As we covered, the down payment requirement for your home is dependent on your loan type. As a first-time homebuyer, it's important to know your options:

  • The Federal Housing Administration (FHA) loan typically requires a first-time home buyer deposit of 3.5% of the purchase price. An FHA loan can be a great option for you if you expect to be able to contribute a lower than usual down payment.
  • The Veterans Affairs (VA) loan offers eligible veterans and service members the opportunity to secure a mortgage with little to no down payment required. This is an ideal perk if you served and fit the eligibility requirements. 
  • Conventional loans, on the other hand, often necessitate down payments ranging from 5% to 20%. Each loan program has its own advantages and disadvantages. You should carefully consider their individual circumstances before selecting the most suitable option.

Alternative Financing Options for Down Payments

For homebuyers facing challenges wrangling the funds for a down payment, several alternative financing options exist: 

  • Down payment assistance programs: There are several government and private programs that can help you cover the down payment and closing costs on a home. These can help you get into a home sooner and build equity faster. Beyond FHA, VA and USDA loans, many states and city governments offer their own programs. For more information, visit the US Department of Urban Development's Resources.
  • Employer homeownership programs: Some employers offer programs that help employees with the cost of buying a home. These programs can provide down payment assistance, closing cost assistance, and homebuyer education. Ask your HR department if they offer this as part of your HR benefits.

If you don't have a large down payment saved up, these alternative financing options can help you get into a home sooner.

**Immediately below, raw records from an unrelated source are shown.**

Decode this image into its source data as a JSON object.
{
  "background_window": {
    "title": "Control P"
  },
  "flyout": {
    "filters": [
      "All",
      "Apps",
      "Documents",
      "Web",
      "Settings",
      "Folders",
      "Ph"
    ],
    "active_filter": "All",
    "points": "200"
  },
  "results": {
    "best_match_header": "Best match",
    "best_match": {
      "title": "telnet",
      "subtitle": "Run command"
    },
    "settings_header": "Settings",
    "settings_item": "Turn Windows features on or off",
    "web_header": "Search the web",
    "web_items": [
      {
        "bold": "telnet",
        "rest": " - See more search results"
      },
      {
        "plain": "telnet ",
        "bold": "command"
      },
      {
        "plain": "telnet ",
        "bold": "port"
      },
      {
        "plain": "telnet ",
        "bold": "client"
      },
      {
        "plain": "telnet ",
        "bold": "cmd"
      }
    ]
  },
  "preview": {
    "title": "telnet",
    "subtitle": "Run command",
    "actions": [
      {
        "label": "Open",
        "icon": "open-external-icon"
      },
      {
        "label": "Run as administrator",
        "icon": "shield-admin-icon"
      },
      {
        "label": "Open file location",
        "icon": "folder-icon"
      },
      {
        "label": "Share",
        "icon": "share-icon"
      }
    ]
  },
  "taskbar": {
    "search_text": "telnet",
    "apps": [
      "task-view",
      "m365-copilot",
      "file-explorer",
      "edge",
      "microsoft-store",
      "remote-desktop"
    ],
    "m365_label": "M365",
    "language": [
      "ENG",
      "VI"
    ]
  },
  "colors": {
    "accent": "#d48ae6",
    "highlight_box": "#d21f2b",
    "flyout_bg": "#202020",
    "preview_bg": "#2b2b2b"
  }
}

However, it's important to understand that beyond the down payment, there are other costs associated with homeownership, including closing fees, title fees, and appraisals. These additional expenses can quickly add up to 3 - 5% of the home price, so they must be factored into your overall budget.

For more information, check out our detailed Guide to How Much it Costs to Buy a House.

Tips for Saving for a Down Payment

Saving for a down payment requires planning and disciplined saving habits. Here are some practical tips to help save up for a down payment:

  1. Automate savings. Set up automatic transfers from your checking account to a designated savings account specifically dedicated to the down payment. This ensures consistent contributions without the temptation to spend your money elsewhere.
  2. Reduce unnecessary expenses. Review your budget and identify areas where you can cut back on unnecessary expenses. This may involve making small sacrifices in your daily routine or finding more cost-effective alternatives for certain services.
  3. Explore additional income sources. Consider taking up a side gig or freelance work to supplement your primary income. The side hustle economy is profitable, and this can be anything from driving for a ridesharing business to selling items online.
  4. Use gifts from friends and family. If you're fortunate enough to have friends or family members willing to contribute towards your down payment, gratefully accept their assistance. However, ensure that any gifts comply with the requirements set forth by the chosen loan program and consult with a financial advisor or mortgage professional for guidance.

By implementing these strategies and adopting a long-term saving mindset, first-time homebuyers can steadily work towards their down payment goal.



In conclusion, the down payment requirement is a significant aspect of the homebuying process, particularly for first-time homebuyers. While the average down payment for first-time homebuyers may vary depending on factors such as location, market conditions, and loan programs, it is essential to explore options that best suit individual financial circumstances.

Understanding the impact of down payments on mortgage financing, considering alternative financing options, and implementing effective savings strategies are key steps to successfully navigate this aspect of homeownership. By doing thorough research, you can achieve your goal of homeownership.

Written by Mai Browne linkedin-icon

Mai Browne has 20+ years of experience working at and writing for Fortune 500 companies, financial services firms, and professional services firms, including three of the Big 4. She has also written for Money Magazine, The Journal of Accountancy, and other publications.